TASK STATEMENT:
Omit the pictures, please, and give each record below again exactly.

EXCERPTED DATA:
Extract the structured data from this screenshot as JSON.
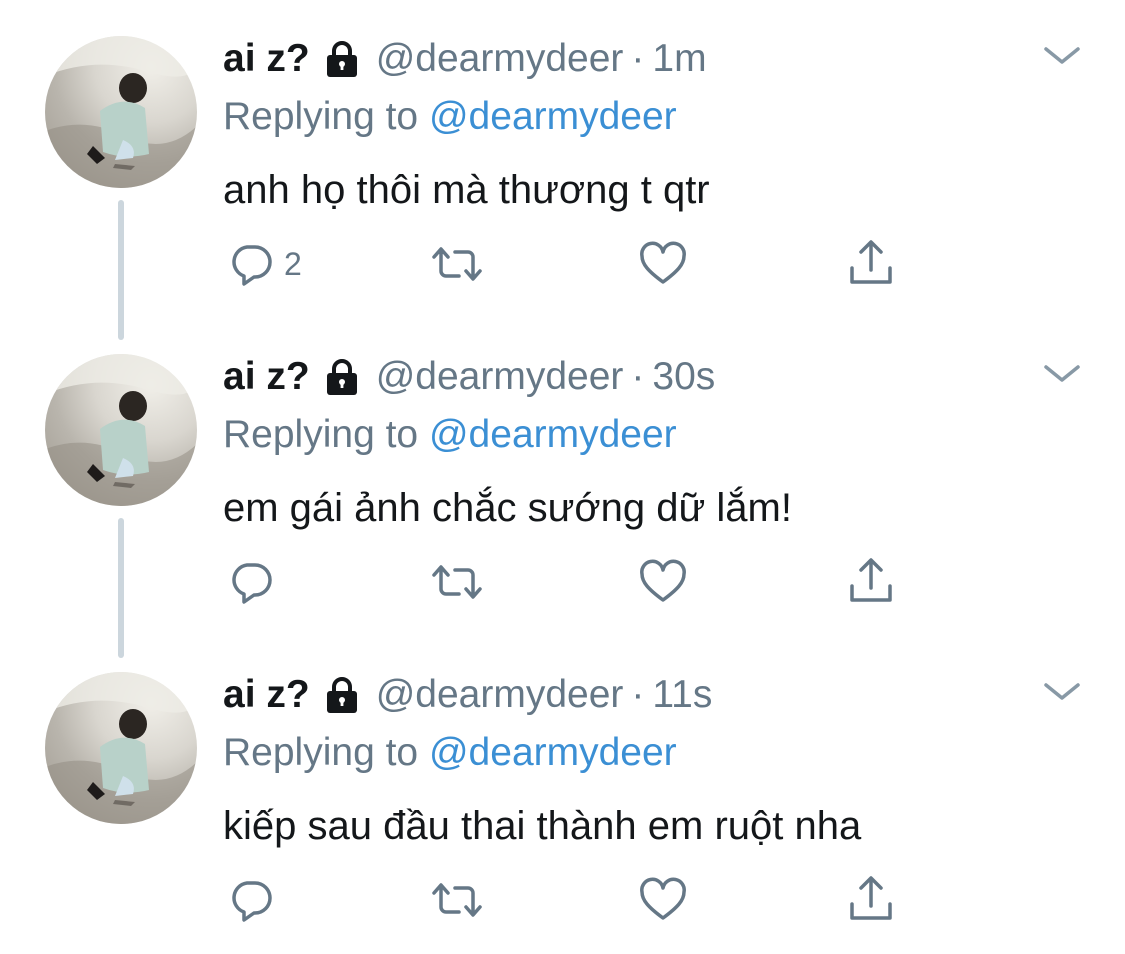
{
  "icons": {
    "lock": "lock-icon",
    "caret": "chevron-down-icon",
    "reply": "reply-icon",
    "retweet": "retweet-icon",
    "like": "heart-icon",
    "share": "share-icon"
  },
  "colors": {
    "text": "#14171a",
    "secondary": "#657786",
    "mention": "#3b8fd4",
    "connector": "#ccd6dd"
  },
  "tweets": [
    {
      "name": "ai z?",
      "handle": "@dearmydeer",
      "separator": "·",
      "time": "1m",
      "replying_label": "Replying to",
      "replying_to": "@dearmydeer",
      "text": "anh họ thôi mà thương t qtr",
      "reply_count": "2"
    },
    {
      "name": "ai z?",
      "handle": "@dearmydeer",
      "separator": "·",
      "time": "30s",
      "replying_label": "Replying to",
      "replying_to": "@dearmydeer",
      "text": "em gái ảnh chắc sướng dữ lắm!",
      "reply_count": ""
    },
    {
      "name": "ai z?",
      "handle": "@dearmydeer",
      "separator": "·",
      "time": "11s",
      "replying_label": "Replying to",
      "replying_to": "@dearmydeer",
      "text": "kiếp sau đầu thai thành em ruột nha",
      "reply_count": ""
    }
  ]
}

EXERCISE ANSWER:
Extract the structured data from this screenshot as JSON.
{
  "icons": {
    "lock": "lock-icon",
    "caret": "chevron-down-icon",
    "reply": "reply-icon",
    "retweet": "retweet-icon",
    "like": "heart-icon",
    "share": "share-icon"
  },
  "colors": {
    "text": "#14171a",
    "secondary": "#657786",
    "mention": "#3b8fd4",
    "connector": "#ccd6dd"
  },
  "tweets": [
    {
      "name": "ai z?",
      "handle": "@dearmydeer",
      "separator": "·",
      "time": "1m",
      "replying_label": "Replying to",
      "replying_to": "@dearmydeer",
      "text": "anh họ thôi mà thương t qtr",
      "reply_count": "2"
    },
    {
      "name": "ai z?",
      "handle": "@dearmydeer",
      "separator": "·",
      "time": "30s",
      "replying_label": "Replying to",
      "replying_to": "@dearmydeer",
      "text": "em gái ảnh chắc sướng dữ lắm!",
      "reply_count": ""
    },
    {
      "name": "ai z?",
      "handle": "@dearmydeer",
      "separator": "·",
      "time": "11s",
      "replying_label": "Replying to",
      "replying_to": "@dearmydeer",
      "text": "kiếp sau đầu thai thành em ruột nha",
      "reply_count": ""
    }
  ]
}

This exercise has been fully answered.